I would describe pecunitarianism as the modus operandi of those who follow the path of Mammon with addictive zeal, making a profit regardless of the hidden costs -- what economists call the “externalities” -- be they social, environmental, moral or ethical.
This psychosocial pathology has helped bring on the climate and extinction crises, compounded by human over-population and conspicuous consumption. Christianity and other monotheistic traditions have been corrupted by anthropocentrism, and their gods are andromorphic: in the image of men.
All religions, at their core, embrace the Golden Rule of treating others as we would have them treat us, which must be extended to all sentient beings. But now, with the moral inversion of our times, it is the Rule of Gold that is our society’s foundation!
THE SUFFERIING OF DOGS OF WAR
The Bureau of Diplomatic Security recently stopped sending bomb-sniffing dogs to Jordan and Egypt.
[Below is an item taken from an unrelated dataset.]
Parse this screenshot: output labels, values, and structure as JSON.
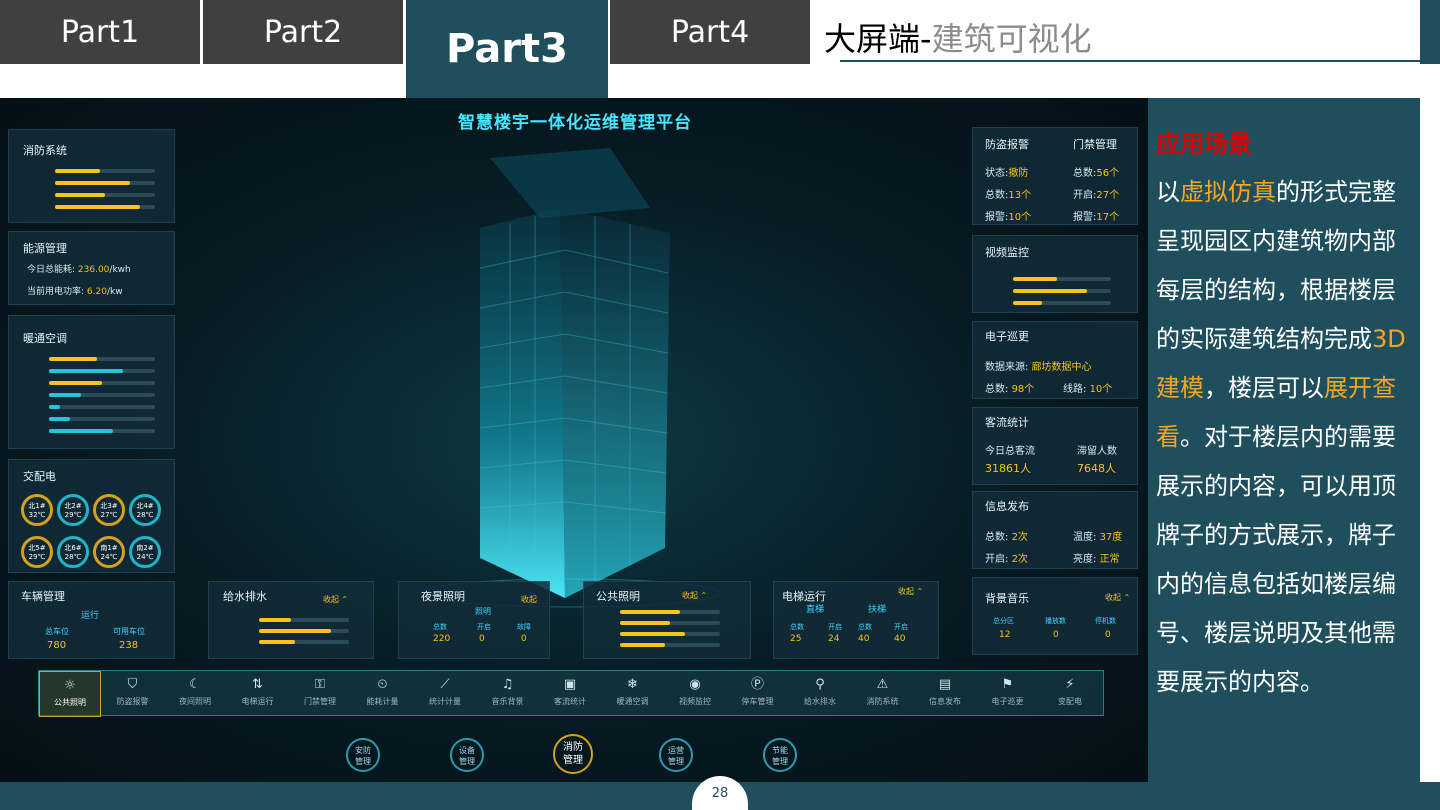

The State Department’s Office of the Inspector General recommended suspending the program until the two countries implement plans to ensure the health and well-being of working dogs from the U.S.
The OIG found evidence of negligence and improper care that led to the deaths of several counterterrorism dogs. (Associated Press, Dec. 20)
Thanks to the efforts of a network of animal welfare and rights advocates, this action has been taken by our government, which is evidence of the continuing need to have third-party civilian monitors of military-related activities and their hidden costs and consequences at home and abroad.
(Send all mail to firstname.lastname@example.org or to Dr. Michael Fox in care of Andrews McMeel Syndication, 1130 Walnut St., Kansas City, MO 64106. The volume of mail received prohibits personal replies, but questions and comments of general interest will be discussed in future columns.
Visit Dr. Fox’s website at DrFoxOneHealth.com.)